The problem, or maybe it's not a problem, since most people think nameplate, not provenance: Cars.com, out with its 10th annual "American-Made Index" that rates vehicles built and bought in the U.S. every year, reveals that there are actually fewer and fewer cars "made in America."
Cars.com bases it on percentage of parts considered domestic under federal regulations, whether the car is assembled in the U.S. and overall U.S. sales. The company says this year is the first in which fewer than 10 cars get to call themselves "American made." Five years ago, 29 cars were on the AMI list. It's the overall domestic parts content mix that is shrinking. In other words, cars touted as "American" may be assembled here, but they aren't "made" here. The parts, the heavy industry, in other words, are more often coming from countries where heavy industry still exists.
“This year’s list of eligible cars is down to just seven, the smallest number we’ve ever seen,” said Cars.com editor-in-chief, Patrick Olsen. “Just five years ago, 29 cars qualified for the American-Made Index, and today it is fewer than ten.”
Guess which car is most all-American, per Cars.com's study? Toyota's Camry, which is built in Kentucky. Camry kicks Ford's F-150 off the podium. The pickup truck is not even on Cars.com's list as they fell below 75% in domestic parts content with the new model. Not that this will have the slightest effect on consideration in Texas. Pickup trucks are about capability. I have an awfully hard time thinking someone who needs a capable truck and finds what they are looking for in a Nissan or Toyota is really going to give a cow's hide about the nameplate.

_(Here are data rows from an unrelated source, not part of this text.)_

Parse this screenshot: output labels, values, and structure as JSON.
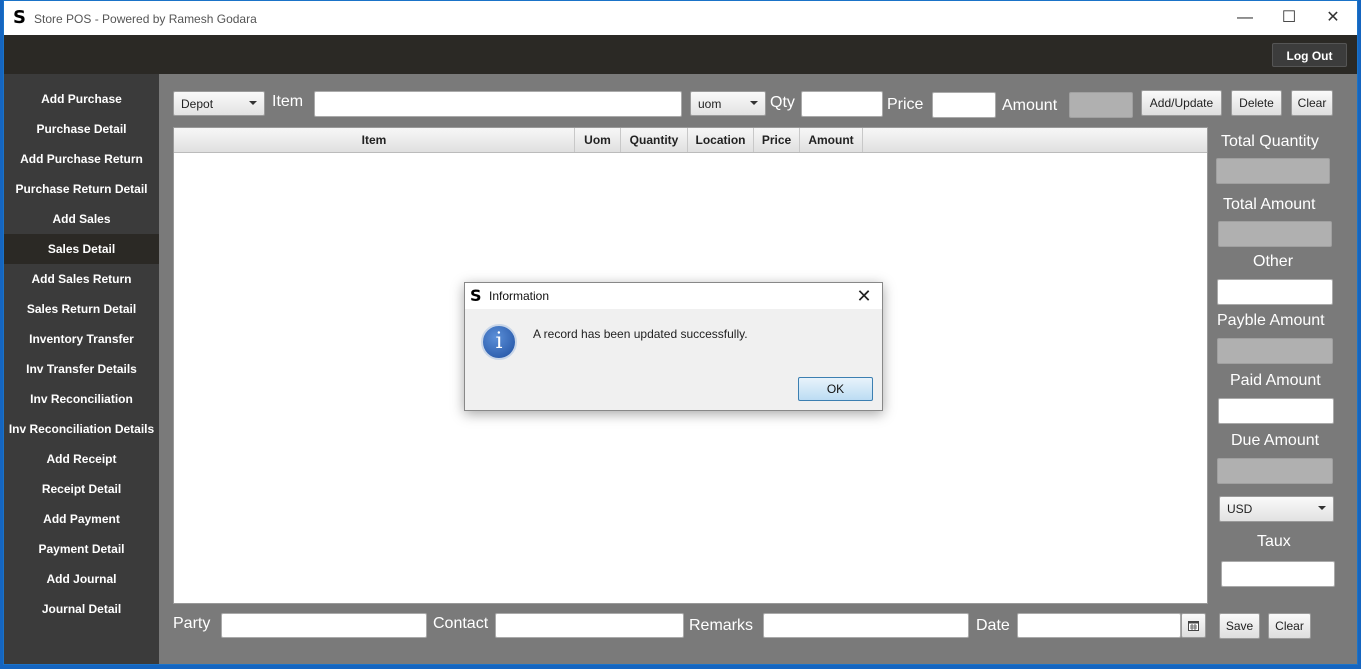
{
  "window": {
    "title": "Store POS - Powered by Ramesh Godara",
    "logo": "S",
    "controls": {
      "minimize": "—",
      "maximize": "☐",
      "close": "✕"
    }
  },
  "topbar": {
    "logout_label": "Log Out"
  },
  "sidebar": {
    "items": [
      {
        "label": "Add Purchase"
      },
      {
        "label": "Purchase Detail"
      },
      {
        "label": "Add Purchase Return"
      },
      {
        "label": "Purchase Return Detail"
      },
      {
        "label": "Add Sales"
      },
      {
        "label": "Sales Detail",
        "active": true
      },
      {
        "label": "Add Sales Return"
      },
      {
        "label": "Sales Return Detail"
      },
      {
        "label": "Inventory Transfer"
      },
      {
        "label": "Inv Transfer Details"
      },
      {
        "label": "Inv Reconciliation"
      },
      {
        "label": "Inv Reconciliation Details"
      },
      {
        "label": "Add Receipt"
      },
      {
        "label": "Receipt Detail"
      },
      {
        "label": "Add Payment"
      },
      {
        "label": "Payment Detail"
      },
      {
        "label": "Add Journal"
      },
      {
        "label": "Journal Detail"
      }
    ]
  },
  "entry_row": {
    "location_selected": "Depot",
    "item_label": "Item",
    "item_value": "",
    "uom_selected": "uom",
    "qty_label": "Qty",
    "qty_value": "",
    "price_label": "Price",
    "price_value": "",
    "amount_label": "Amount",
    "add_update_label": "Add/Update",
    "delete_label": "Delete",
    "clear_label": "Clear"
  },
  "table": {
    "columns": [
      "Item",
      "Uom",
      "Quantity",
      "Location",
      "Price",
      "Amount"
    ],
    "rows": []
  },
  "totals": {
    "total_quantity_label": "Total Quantity",
    "total_amount_label": "Total Amount",
    "other_label": "Other",
    "payable_amount_label": "Payble Amount",
    "paid_amount_label": "Paid Amount",
    "due_amount_label": "Due Amount",
    "currency_selected": "USD",
    "taux_label": "Taux"
  },
  "footer": {
    "party_label": "Party",
    "contact_label": "Contact",
    "remarks_label": "Remarks",
    "date_label": "Date",
    "save_label": "Save",
    "clear_label": "Clear"
  },
  "dialog": {
    "logo": "S",
    "title": "Information",
    "icon_glyph": "i",
    "message": "A record has been updated successfully.",
    "ok_label": "OK"
  },
  "icons": {
    "calendar": "calendar-icon",
    "info": "info-icon",
    "close": "close-icon"
  }
}
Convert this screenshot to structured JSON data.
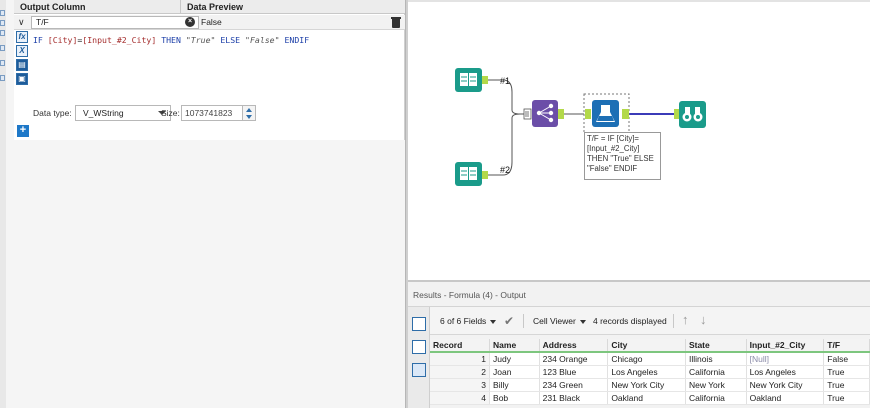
{
  "config": {
    "header_output_column": "Output Column",
    "header_data_preview": "Data Preview",
    "output_column_value": "T/F",
    "preview_value": "False",
    "expression": {
      "kw_if": "IF",
      "field_city": "[City]",
      "op_eq": "=",
      "field_input2": "[Input_#2_City]",
      "kw_then": "THEN",
      "str_true": "\"True\"",
      "kw_else": "ELSE",
      "str_false": "\"False\"",
      "kw_endif": "ENDIF"
    },
    "data_type_label": "Data type:",
    "data_type_value": "V_WString",
    "size_label": "Size:",
    "size_value": "1073741823"
  },
  "canvas": {
    "connection_label_1": "#1",
    "connection_label_2": "#2",
    "annotation_lines": [
      "T/F = IF [City]=",
      "[Input_#2_City]",
      "THEN \"True\" ELSE",
      "\"False\" ENDIF"
    ],
    "colors": {
      "input_tool": "#1a9b8a",
      "join_tool": "#6b4ea8",
      "formula_tool": "#1d6fb5",
      "browse_tool": "#1a9b8a",
      "anchor": "#b3d94a",
      "connector": "#3b3bb8"
    }
  },
  "results": {
    "title": "Results - Formula (4) - Output",
    "fields_count": "6 of 6 Fields",
    "viewer": "Cell Viewer",
    "records_displayed": "4 records displayed",
    "columns": [
      "Record",
      "Name",
      "Address",
      "City",
      "State",
      "Input_#2_City",
      "T/F"
    ],
    "rows": [
      [
        "1",
        "Judy",
        "234 Orange",
        "Chicago",
        "Illinois",
        "[Null]",
        "False"
      ],
      [
        "2",
        "Joan",
        "123 Blue",
        "Los Angeles",
        "California",
        "Los Angeles",
        "True"
      ],
      [
        "3",
        "Billy",
        "234 Green",
        "New York City",
        "New York",
        "New York City",
        "True"
      ],
      [
        "4",
        "Bob",
        "231 Black",
        "Oakland",
        "California",
        "Oakland",
        "True"
      ]
    ]
  }
}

But maybe I'm wrong. The Cars.com poll also shows that loyalty to Detroit automakers is running stronger now than it did four years ago. Twenty-eight percent of respondents said they would only consider American automakers when they shop for cars, up from 23% in 2011. That is not a big increase, and it's based on perception, obviously, not reality.